I was laughing uproariously by that point, having (to my knowledge) never before been mistaken for a nun. Or having ever considered the possible existence of "hippy nuns".
The young guy grinned back, handed me my iced venti Americano with cream and said, "It's on the house."
I thanked him and as I drove away he leaned out the window and hollered, "Have a holy day!"
And after THAT, how could I NOT?
Thursday, February 18, 2010
One thing (among thousands of others) that I never noticed was how illustrators depict the 3-dimensionality of objects by using curved lines and cross-hatching. I've been looking at my beautiful new Cavallini 2010 Flora & Fauna calendar for 6 weeks now and just this moment realized it is the perfect example of what our teacher was talking about. Notice how the curved lines on the outside of the flower and the cross-hatching on the hanging pods really bring those elements to life.
Surely even I can do that, right? So gentle readers, I pledge to you that I WILL practice before the next class and I WILL post what I draw as a means of keeping me honest.
And that reminds me...I think I still have an onion sitting in my bag of art supplies. We started painting it in class 2 weeks ago and were supposed to finish it. I took a close look at the millions of miles of minute veins and quickly found something else to do. I WILL tackle those veins, even if I have to snip off all the hairs but one from my smallest paintbrush to do them.
Tuesday, February 16, 2010
I'm no plant expert but I believe these are camellia blossoms.
I need these petals identified STAT!
Monday, February 15, 2010
Typically, it's "junk mail, junk mail, bill, junk mail, bill..." Sometimes it's "junk mail, junk mail, bill, junk mail, COOL MAGAZINE..." And in mid-February it's "junk mail, junk mail, bill, junk mail, VALENTINES!!!!!!!!!"
Tracie and Diane were stichin' fools:
Judy combined rusty embellishments and vintage lace with her stitching:
And according to Debbie, I am downright ENCHANTING. I'm going to use this as a bookmark.
Saturday, February 13, 2010
Thursday, February 11, 2010
Then I thought, "That went so well; why not make another hole around 11:00-ish?" Ahhh, gentle readers, I confess I got cocky. I rushed through the placement and ended up too close to the edge, thereby removing an unsightly little chunk, rather than making a neat hole.
Not to be deterred, I decided to cover up my mistake with multiple passes of wire, which actually turned out OK.
For the chains, I added a fun wing charm, also holified (is that a word?) by Big Earl. And I created this little embellishment by wiring a ready-made square and circle charm together. And should you be curious, I must confess I do not remember how Big Earl earned his moniker. I believe my friend Judy had one first, saw how much I coveted him and then graciously offered to pick up one for me from the hardware store. It was pretty much love at first sight.
Wednesday, February 10, 2010
Monday, February 8, 2010
Friday, February 5, 2010
Monday, February 1, 2010

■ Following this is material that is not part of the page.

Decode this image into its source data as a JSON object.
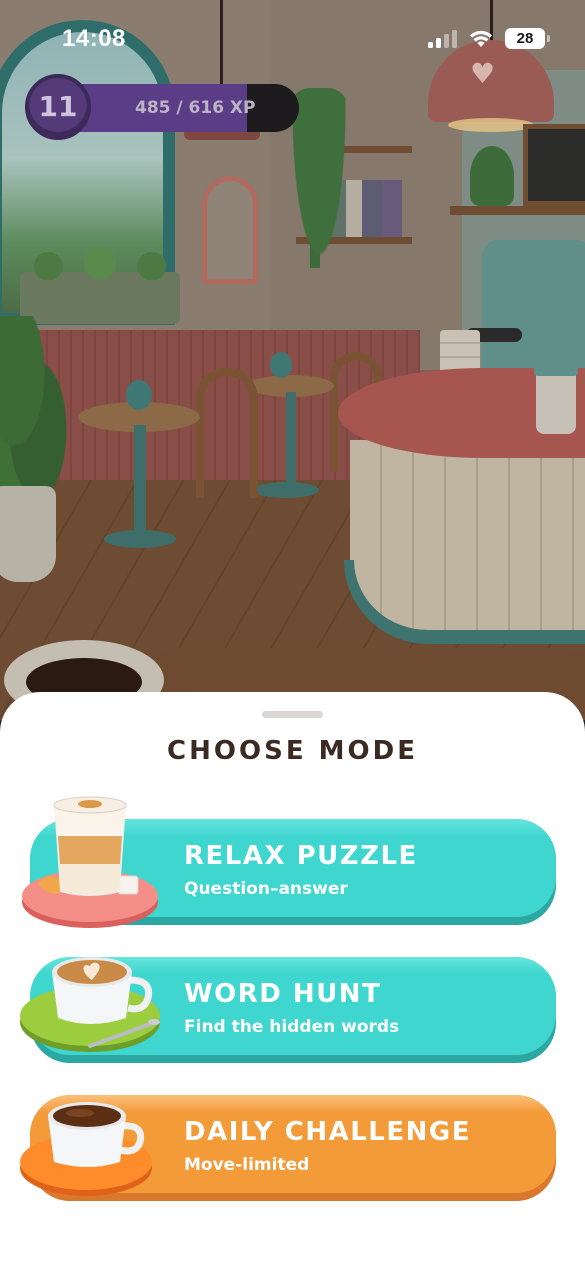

After many, many, many years of not wearing them because I was allergic to the various earring wires I tried, I finally realized it was nickel that was causing me grief. Sterling silver and nickel-free base metal findings are perfectly comfortable for me, so I'm having a blast making up for lost time.
This particular pair I made from the last 2 milagros I bought during our Artgirls Infamous Sacred Dirt road trip a few years ago. I simply strung 9 tiny pearls (obtained when Jamie Johnson destashed her jewelry supplies) in the center of a length of wire about 4 inches long, formed a "pearl halo" and then twisted the wires together (like one twists bread ties).
Then I threaded one strand through the hole at the top of each milagro, leaving a gap about 1/4" between the milagro and the pearl halo. I randomly wrapped that wire up and down to fill in the gap...and then made the wire wrapping thicker by doing the same thing with the remaining wire.
I learned that milagros (which means "miracle" in Spanish) are tiny metal religious charms which often depict body parts or various saints or sacred objects. They are used throughout Latin America for healing purposes and votive offerings. I love them because when I wear them I'm reminded of that wonderful and zany road trip.